Today is an important milestone in Bo’s bone marrow transplant process. His Absolute Neutrophil Count (ANC) is over 500 for the third day in a row, meaning that the new marrow from his donor has officially engrafted and is beginning to produce more and more of the healthy blood cells he needs. In fact, today his ANC is actually over 1800, the highest it has been since the first week of April when he was diagnosed. These are all encouraging signs, but we also still have a long way to go and much that Bo’s body still needs to do to get through his first 100 days post-transplant and beyond. His body has been so stressed over the last two weeks and we are praying for rest and strength for him as we continue through some of the hardest days of the transplant process and recovery.
The last week has been one of the most difficult of Bo’s entire treatment. After a difficult and exhausting time last weekend where Bo was increasingly retaining fluid and experiencing difficulty breathing and resting, we are thankful to be in the ICU where he is now getting extremely close attention and 1:1 care from an amazing nursing team.
Yesterday was a particularly hard day in the ICU. Bo’s already high respiratory rate that has persisted this week was doubled most of the day while also battling a high fever that had fluctuated the last two days. It was clear that he was feeling very crummy and was getting exhausted.

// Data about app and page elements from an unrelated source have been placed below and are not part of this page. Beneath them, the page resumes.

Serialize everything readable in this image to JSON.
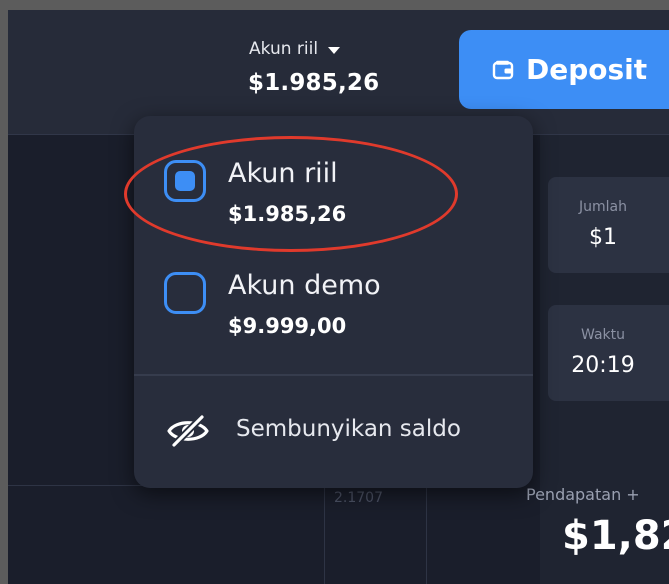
{
  "header": {
    "account_type_label": "Akun riil",
    "balance": "$1.985,26",
    "deposit_label": "Deposit",
    "caret_icon": "caret-down-icon",
    "wallet_icon": "wallet-icon"
  },
  "dropdown": {
    "options": [
      {
        "name": "Akun riil",
        "balance": "$1.985,26",
        "selected": true
      },
      {
        "name": "Akun demo",
        "balance": "$9.999,00",
        "selected": false
      }
    ],
    "hide_balance_label": "Sembunyikan saldo",
    "hide_balance_icon": "eye-slash-icon"
  },
  "trade_panel": {
    "amount_label": "Jumlah",
    "amount_value": "$1",
    "time_label": "Waktu",
    "time_value": "20:19",
    "income_label": "Pendapatan +",
    "income_value": "$1,82"
  },
  "chart": {
    "price_label": "2.1707"
  },
  "colors": {
    "accent": "#3d8ef5",
    "background": "#1a1e2b",
    "dropdown_bg": "#282d3c",
    "highlight": "#e03a2c"
  }
}
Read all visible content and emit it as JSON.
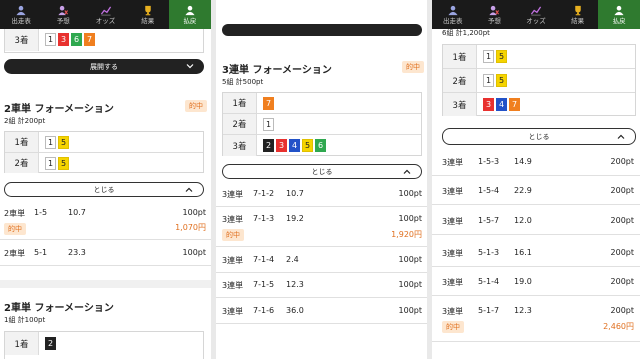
{
  "nav": [
    {
      "label": "出走表",
      "icon": "person-icon"
    },
    {
      "label": "予想",
      "icon": "prediction-icon"
    },
    {
      "label": "オッズ",
      "icon": "chart-icon"
    },
    {
      "label": "結果",
      "icon": "trophy-icon"
    },
    {
      "label": "払戻",
      "icon": "money-icon"
    }
  ],
  "colors": {
    "hit": "#e07020",
    "nav_active": "#2f7a2f"
  },
  "p1": {
    "top_rank": {
      "label": "3着",
      "chips": [
        "1",
        "3",
        "6",
        "7"
      ]
    },
    "expand_label": "展開する",
    "sec1": {
      "title": "2車単 フォーメーション",
      "sub": "2組 計200pt",
      "badge": "的中",
      "ranks": [
        {
          "label": "1着",
          "chips": [
            "1",
            "5"
          ]
        },
        {
          "label": "2着",
          "chips": [
            "1",
            "5"
          ]
        }
      ]
    },
    "close_label": "とじる",
    "results": [
      {
        "type": "2車単",
        "combo": "1-5",
        "odds": "10.7",
        "stake": "100pt",
        "hit": "的中",
        "payout": "1,070円"
      },
      {
        "type": "2車単",
        "combo": "5-1",
        "odds": "23.3",
        "stake": "100pt"
      }
    ],
    "sec2": {
      "title": "2車単 フォーメーション",
      "sub": "1組 計100pt",
      "rank": {
        "label": "1着",
        "chips": [
          "2"
        ]
      }
    }
  },
  "p2": {
    "sec": {
      "title": "3連単 フォーメーション",
      "sub": "5組 計500pt",
      "badge": "的中",
      "ranks": [
        {
          "label": "1着",
          "chips": [
            "7"
          ]
        },
        {
          "label": "2着",
          "chips": [
            "1"
          ]
        },
        {
          "label": "3着",
          "chips": [
            "2",
            "3",
            "4",
            "5",
            "6"
          ]
        }
      ]
    },
    "close_label": "とじる",
    "results": [
      {
        "type": "3連単",
        "combo": "7-1-2",
        "odds": "10.7",
        "stake": "100pt"
      },
      {
        "type": "3連単",
        "combo": "7-1-3",
        "odds": "19.2",
        "stake": "100pt",
        "hit": "的中",
        "payout": "1,920円"
      },
      {
        "type": "3連単",
        "combo": "7-1-4",
        "odds": "2.4",
        "stake": "100pt"
      },
      {
        "type": "3連単",
        "combo": "7-1-5",
        "odds": "12.3",
        "stake": "100pt"
      },
      {
        "type": "3連単",
        "combo": "7-1-6",
        "odds": "36.0",
        "stake": "100pt"
      }
    ]
  },
  "p3": {
    "sub": "6組 計1,200pt",
    "ranks": [
      {
        "label": "1着",
        "chips": [
          "1",
          "5"
        ]
      },
      {
        "label": "2着",
        "chips": [
          "1",
          "5"
        ]
      },
      {
        "label": "3着",
        "chips": [
          "3",
          "4",
          "7"
        ]
      }
    ],
    "close_label": "とじる",
    "results": [
      {
        "type": "3連単",
        "combo": "1-5-3",
        "odds": "14.9",
        "stake": "200pt"
      },
      {
        "type": "3連単",
        "combo": "1-5-4",
        "odds": "22.9",
        "stake": "200pt"
      },
      {
        "type": "3連単",
        "combo": "1-5-7",
        "odds": "12.0",
        "stake": "200pt"
      },
      {
        "type": "3連単",
        "combo": "5-1-3",
        "odds": "16.1",
        "stake": "200pt"
      },
      {
        "type": "3連単",
        "combo": "5-1-4",
        "odds": "19.0",
        "stake": "200pt"
      },
      {
        "type": "3連単",
        "combo": "5-1-7",
        "odds": "12.3",
        "stake": "200pt",
        "hit": "的中",
        "payout": "2,460円"
      }
    ]
  }
}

Thankfully, his lungs always sounded clear, his monitors showed he had enough oxygen in his blood, and an x-ray confirmed there was no fluid putting pressure around his lungs. However, the pressure from his enlarged liver and extra fluid all over was nonetheless making breathing very difficult for him. Most of the day it sounded like he was running a marathon, and we knew it was exhausting for him.
Watching the continuous monitoring of Bo’s vitals in the ICU, it is clear that he is happier, calmer, and more relaxed when we are holding him. It is a difficult proposition with him being connected to so many machines and monitors, but we spent the majority of the day yesterday holding him to help him rest and to keep his respiratory rate lower.
After coming off the continuous dialysis machine on Thursday afternoon, he was still accumulating more fluid than he was able to expel, so he was put on intermittent dialysis for a few hours on Friday evening. Due to medications, blood and platelet transfusions, IV nutrition, and nutrition through his feeding tube, Bo is still receiving a lot of fluids coming into his small body, all of which he very much still needs. Our care team here in the ICU decided yesterday that it would be best to put him back on the continuous dialysis machine on Saturday. He has been back on dialysis a little over 36 hours now, and it seems to be helping to make him more comfortable and remove some of that fluid that was still causing breathing difficulty.
Thankfully, today Bo is doing much better. He hasn’t spiked a fever in the last 20 hours, his respiratory rate is significantly lower, and he has been able to sleep soundly much of the day. Chloe is holding him while he rests peacefully right now.
As we mentioned a few days ago, one thing that is further complicating everything going on with Bo is that the CMV virus already in his body has reactivated due to his weakened immune system. For Bo, due to the sensitive and delicate time for his body post-transplant, he has not been able to take one of the anti-viral medications which had been most effective in suppressing the CMV virus for him in the past because it could suppress the growth of his new white cells. CMV could even be the source of his fevers this week. Our care team needs to help Bo’s body keep that CMV virus in check for the next couple of months until his new immune system is able to fully establish itself and do that job on its own. Thankfully, Bo is far enough out from transplant that yesterday he was able to begin taking the anti-viral medication. We are praying this medication is effective for him once again, but if not, our transplant doctor still has an encouraging plan B available through the research of one of her colleagues on the East Coast. We will share more about that option if our doctor ends up going that route.
Thank you for all of your ongoing prayers, support, and encouragement. We continue to feel so loved and carried by you all during this journey and are encouraged by every text, call, letter, or email. Please pray for deep and restorative rest for all three of us tonight and this week. Thank you!